_Work instruction_. Could you output each line below precisely as it stands, without the images?

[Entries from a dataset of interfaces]

□ □ □ □ □ □ □

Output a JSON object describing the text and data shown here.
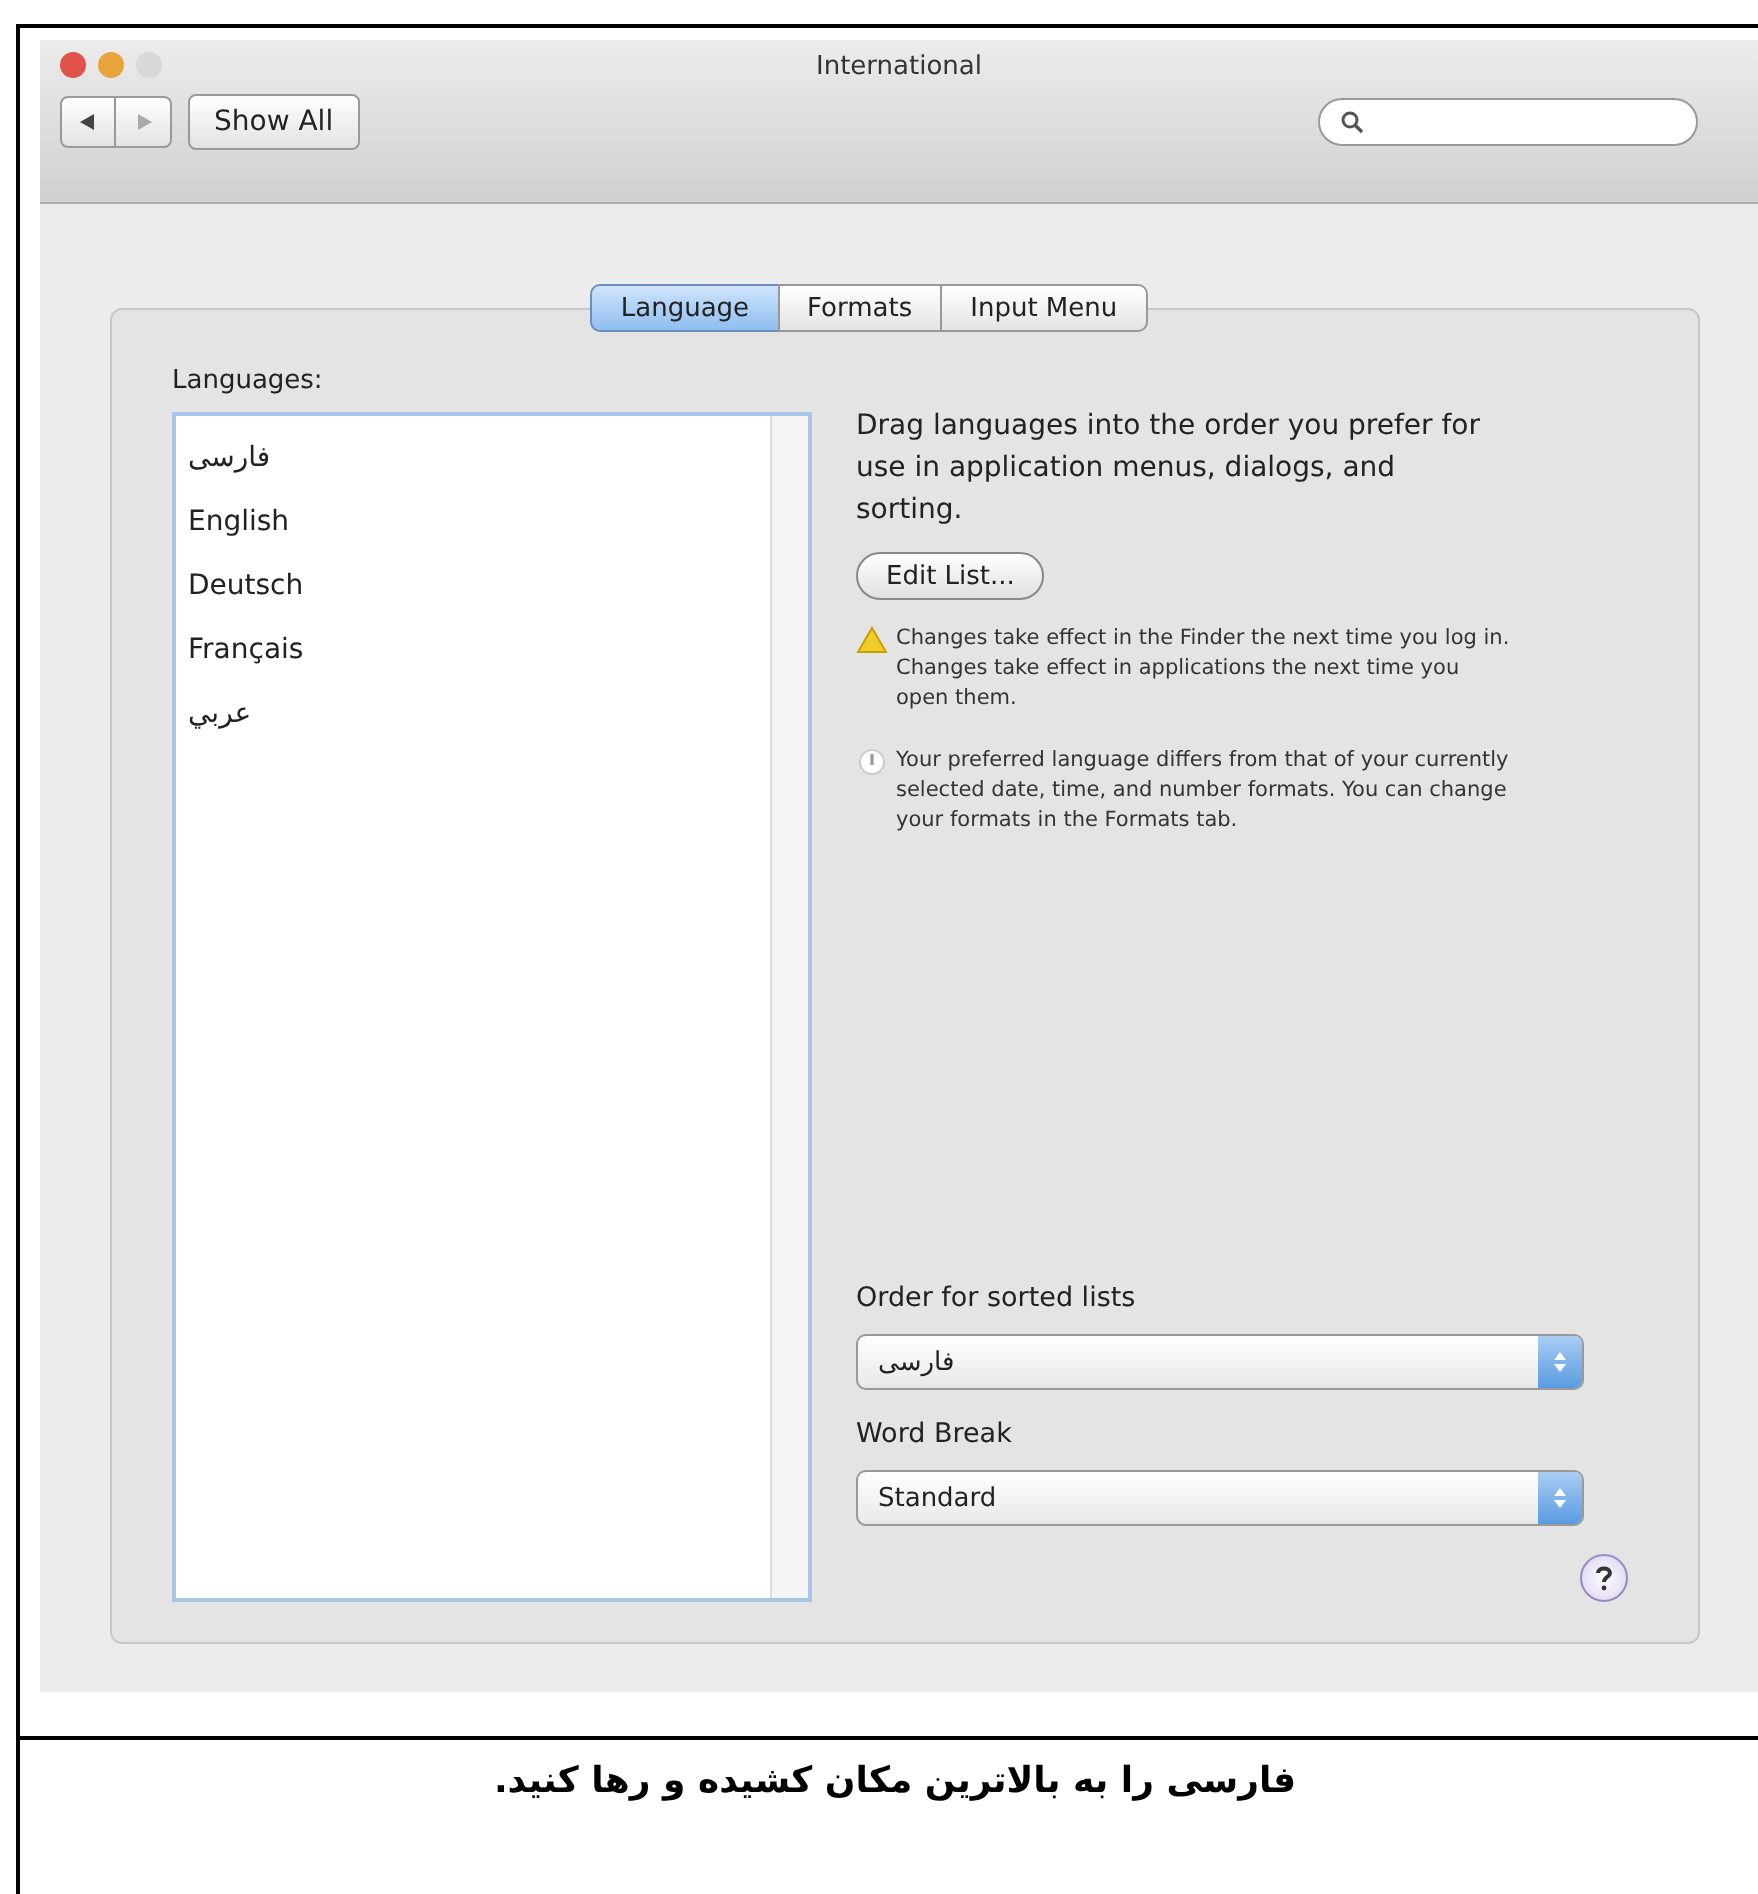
{
  "window": {
    "title": "International",
    "traffic_lights": [
      {
        "color": "#e0524a"
      },
      {
        "color": "#e8a33a"
      },
      {
        "color": "#d8d8d8"
      }
    ]
  },
  "toolbar": {
    "show_all": "Show All"
  },
  "tabs": [
    {
      "label": "Language",
      "selected": true
    },
    {
      "label": "Formats",
      "selected": false
    },
    {
      "label": "Input Menu",
      "selected": false
    }
  ],
  "languages_label": "Languages:",
  "languages": [
    "فارسی",
    "English",
    "Deutsch",
    "Français",
    "عربي"
  ],
  "description": "Drag languages into the order you prefer for use in application menus, dialogs, and sorting.",
  "edit_button": "Edit List...",
  "notes": [
    {
      "kind": "warning",
      "text": "Changes take effect in the Finder the next time you log in. Changes take effect in applications the next time you open them."
    },
    {
      "kind": "info",
      "text": "Your preferred language differs from that of your currently selected date, time, and number formats. You can change your formats in the Formats tab."
    }
  ],
  "selects": [
    {
      "label": "Order for sorted lists",
      "value": "فارسی"
    },
    {
      "label": "Word Break",
      "value": "Standard"
    }
  ],
  "caption": "فارسی را به بالاترین مکان کشیده و رها کنید."
}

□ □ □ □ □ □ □

_Written solution_.
Output a JSON object describing the text and data shown here.
{
  "window": {
    "title": "International",
    "traffic_lights": [
      {
        "color": "#e0524a"
      },
      {
        "color": "#e8a33a"
      },
      {
        "color": "#d8d8d8"
      }
    ]
  },
  "toolbar": {
    "show_all": "Show All"
  },
  "tabs": [
    {
      "label": "Language",
      "selected": true
    },
    {
      "label": "Formats",
      "selected": false
    },
    {
      "label": "Input Menu",
      "selected": false
    }
  ],
  "languages_label": "Languages:",
  "languages": [
    "فارسی",
    "English",
    "Deutsch",
    "Français",
    "عربي"
  ],
  "description": "Drag languages into the order you prefer for use in application menus, dialogs, and sorting.",
  "edit_button": "Edit List...",
  "notes": [
    {
      "kind": "warning",
      "text": "Changes take effect in the Finder the next time you log in. Changes take effect in applications the next time you open them."
    },
    {
      "kind": "info",
      "text": "Your preferred language differs from that of your currently selected date, time, and number formats. You can change your formats in the Formats tab."
    }
  ],
  "selects": [
    {
      "label": "Order for sorted lists",
      "value": "فارسی"
    },
    {
      "label": "Word Break",
      "value": "Standard"
    }
  ],
  "caption": "فارسی را به بالاترین مکان کشیده و رها کنید."
}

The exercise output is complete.